pilgrimage as economy

To those of us from certain parts of Calabria, today is a major holy-day – the feast of Our Lady of Lourdes.

Even today, throughout southern Italy there are shrines to Our Lady of Lourdes. In many small towns, in Calabria, in Basilicata, in Puglia you can still see posters advertising pilgrimages to Lourdes. Devotion to Our Lady of Lourdes is still wide-spread. Many of my relatives in Aprigliano have made the pilgrimage to Lourdes, some more than once.

This date and this holy-day were important religious events of my early life. When we came to Canada, I had all sorts of memorabilia for Our Lady of Lourdes. My dad, who did a 3-month work-stint in south-western France, went to Lourdes and brought back most of the paraphernalia we had in Sault Ste Marie.

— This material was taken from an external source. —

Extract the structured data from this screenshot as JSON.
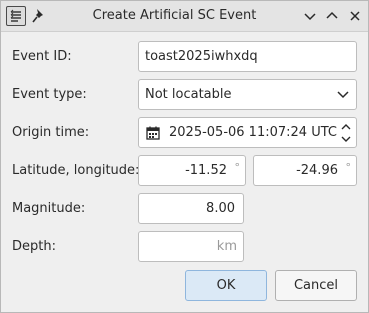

But age and some ability to connect dots previously isolated by cultural myths, allows me to look at the past through a different lens. What I’m finally realizing is the economic and PR machinery that promoted the pilgrimage to south-western France. An industry that got poor peasants from Italy’s poorest regions to travel to south-western France. A 2,000 kilometers or 1200 miles bus ride. And imagine all the people and businesses, along the 1200-mile route, that made money off the pilgrims. And imagine all the restaurants, all the hotels, all the souvenir shops in Lourdes that profited from the pilgrims from southern Italy.

When we were in San Giovanni Rotondo, in Puglia, it was clear that the town was totally dependent on its Santuario Padre Pio for its economic livelihood. (Padre Pio is southern Italy’s own saint and his burial place in San Giovanni Rotondo is a huge pilgrimage site.) Assisi is the prototype Italian pilgrimage town. The whole town is a religious tourist destination. The old medieval town has been cleaned up and refurbished; all the buildings are pointed with new grout, all the walls – houses, palaces, churches – are clean; there are beautiful medieval street lamps throughout; and all the hotels, the restaurants cater to the religious tourists.

Thinking about the economy of pilgrimages, led me to realize that my dad and his friends didn’t end up working in south-western France by accident. I’ll bet that the same people who organized the bus-trips from Aprigliano to Lourdes, over the years, got to know the small business owners – in this case the forestland-owners – in south-western France and when those business owners needed migrant workers to prune and cut trees, the pilgrimage organizers recruited in Aprigliano. How different can recruiting to fill a bus or a small hotel be from recruiting workers who can chop down trees? In post-war Calabria men transitioning from a farm economy to an urban economy were a dime a dozen. Transportation and lodgings options were already in place, so what that the people going over were going to work rather than pray.

What gets revealed in this new awareness is the religious veneer – the patina that covers the economic engine of moving people from one location to another.

The above image is an old postcard of the grotto at the shrine in Lourdes. Note the hundreds of crutches hanging on the wall and from the ceiling in the cave.